You choose, we deliver
If you are interested in this story, you might be interested in others from The Journal Gazette. Go to www.journalgazette.net/newsletter and pick the subjects you care most about. We'll deliver your customized daily news report at 3 a.m. Fort Wayne time, right to your email.

Local

Advertisement
Michelle Davies | The Journal Gazette
Cathie Humbarger, Allen County Right to Life executive director, details claims Monday against Dr. Ulrich Klopfer, who performs abortions in the city.

Abortion doc’s suspension for errors urged

Close to 500 complaints were filed Monday with the Indiana State Attorney General’s Office, alleging sloppy recordkeeping by an Illinois doctor who performs abortions at a Fort Wayne clinic one day a week.

The complaints against Dr. Ulrich Klopfer, who works for the Fort Wayne Women’s Health Organization, were filed with the Indiana Attorney General’s Office and Indiana Medical Licensing Board, said Cathie Humbarger, executive director of the Allen County Right to Life.

The 487 reports included more than 3,000 errors and omissions on pregnancies terminated between July 2011 and June 2013, said Cathie Humbarger, executive director of the Allen County Right to Life.

Errors included incorrect clinic addresses and fetal development stages, while omissions included the county name and dates of the patients’ last menstruation cycles.

Klopfer could not be reached for comment Monday.

The filing could not be confirmed or denied, said Erin Reece, spokeswoman for the attorney general’s office.

Unlike a consumer complaint, in which the public has access to the number and nature of complaints against a particular organization or business, the attorney general’s office does not release any information regarding licensed practitioners, Reece said.

“In order to protect license-holders, no information is revealed unless an action is filed after the investigation,” Reece said.

Complaints are investigated on a case-by-case basis, she said.

The organization is calling for the attorney general and Indiana Medical Licensing Board to suspend Klopfer’s medical license and for Allen County prosecutors to file charges against Klopfer, Humbarger said.

The mistakes and omissions on the reports are indicative of the way the doctor runs his business, she said.

Every report in 2012 and 2013 listed an old clinic address and gave the fetal development stage as 88 weeks, Humbarger said.

“An elephant could develop in 88 weeks,” she said.

“Bringing these errors and omissions to light brings transparency to an industry often shrouded in secrecy,” said Dr. Peter Scaer, board president of the Allen County Right to Life.

The multiple complaints are in addition to another complaint filed last month by the same group against the same doctor, alleging he was not timely in reporting the abortion of a 13-year-old girl performed in February.

Failure to file reports on a timely basis is punishable by a Class B misdemeanor, according to the Indiana Department of Health’s website.
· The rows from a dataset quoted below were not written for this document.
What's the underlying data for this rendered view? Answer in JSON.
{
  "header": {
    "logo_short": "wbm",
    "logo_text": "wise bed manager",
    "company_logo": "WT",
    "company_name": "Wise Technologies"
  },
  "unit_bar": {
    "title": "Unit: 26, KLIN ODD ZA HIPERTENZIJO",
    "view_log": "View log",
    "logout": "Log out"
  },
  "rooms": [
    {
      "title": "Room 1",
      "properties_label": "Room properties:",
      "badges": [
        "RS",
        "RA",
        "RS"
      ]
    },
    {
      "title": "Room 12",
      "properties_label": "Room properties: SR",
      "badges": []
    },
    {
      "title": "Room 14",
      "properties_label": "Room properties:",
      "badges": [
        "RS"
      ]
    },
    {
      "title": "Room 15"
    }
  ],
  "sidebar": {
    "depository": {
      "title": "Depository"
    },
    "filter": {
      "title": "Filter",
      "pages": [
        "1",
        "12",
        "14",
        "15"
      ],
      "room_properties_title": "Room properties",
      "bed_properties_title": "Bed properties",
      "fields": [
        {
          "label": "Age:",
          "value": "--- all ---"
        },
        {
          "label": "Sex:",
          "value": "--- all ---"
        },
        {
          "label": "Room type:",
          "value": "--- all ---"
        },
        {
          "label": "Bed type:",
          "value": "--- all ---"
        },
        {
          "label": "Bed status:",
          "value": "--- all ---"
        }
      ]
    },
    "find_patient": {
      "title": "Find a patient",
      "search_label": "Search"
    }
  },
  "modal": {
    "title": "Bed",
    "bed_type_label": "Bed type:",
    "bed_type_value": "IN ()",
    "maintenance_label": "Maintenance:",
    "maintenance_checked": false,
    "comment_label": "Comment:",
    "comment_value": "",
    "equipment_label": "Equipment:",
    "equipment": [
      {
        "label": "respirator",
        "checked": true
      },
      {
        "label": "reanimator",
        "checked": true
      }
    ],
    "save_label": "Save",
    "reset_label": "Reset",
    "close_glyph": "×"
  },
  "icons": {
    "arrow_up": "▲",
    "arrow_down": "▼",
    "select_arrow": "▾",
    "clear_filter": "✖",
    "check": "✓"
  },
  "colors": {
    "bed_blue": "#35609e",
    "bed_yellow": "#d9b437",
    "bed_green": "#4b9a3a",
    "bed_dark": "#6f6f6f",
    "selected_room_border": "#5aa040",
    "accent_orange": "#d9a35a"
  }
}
A Class B misdemeanor is punishable by up to 180 days in jail and fine of up to $1,000.

The complaints accused Klopfer of performing an abortion on the girl in February and failing to report it to the Indiana Department of Health within three days, per state law. Klopfer reported the procedure to the health department in July, according to paperwork from the state agency. While paperwork shows that Klopfer might not have immediately reported the abortion to the department of health, it’s unclear whether he reported it to another agency.

In Indiana, sex with a person younger than 14 is recognized as child molesting.

Humbarger said she has talked with attorney general’s staff who confirmed that the complaint regarding the 13-year-old had been received.

“We have very little information, but do know that the investigation is ongoing,” she said.

Humbarger said her group has requested a meeting with the local prosecutor’s office, because it has the authority to file charges.

Although Humbarger’s organization is free to forward information, local prosecutors would not normally get copies of complaints filed with the attorney general’s office unless it warranted criminal charges, said Mike McAlexander, Allen County’s chief deputy prosecutor.

Humbarger said her organization is the first of several to file complaints.

Klopfer also works at clinics in Lake and St. Joseph counties, she said. “We anticipate that more charges will be filed in those counties.”

Last year, Humbarger filed a complaint with the U.S. Department of Justice against the local clinic claiming that it was not wheelchair-accessible.

The Department of Justice declined to take any action on that complaint.

vsade@jg.net

Advertisement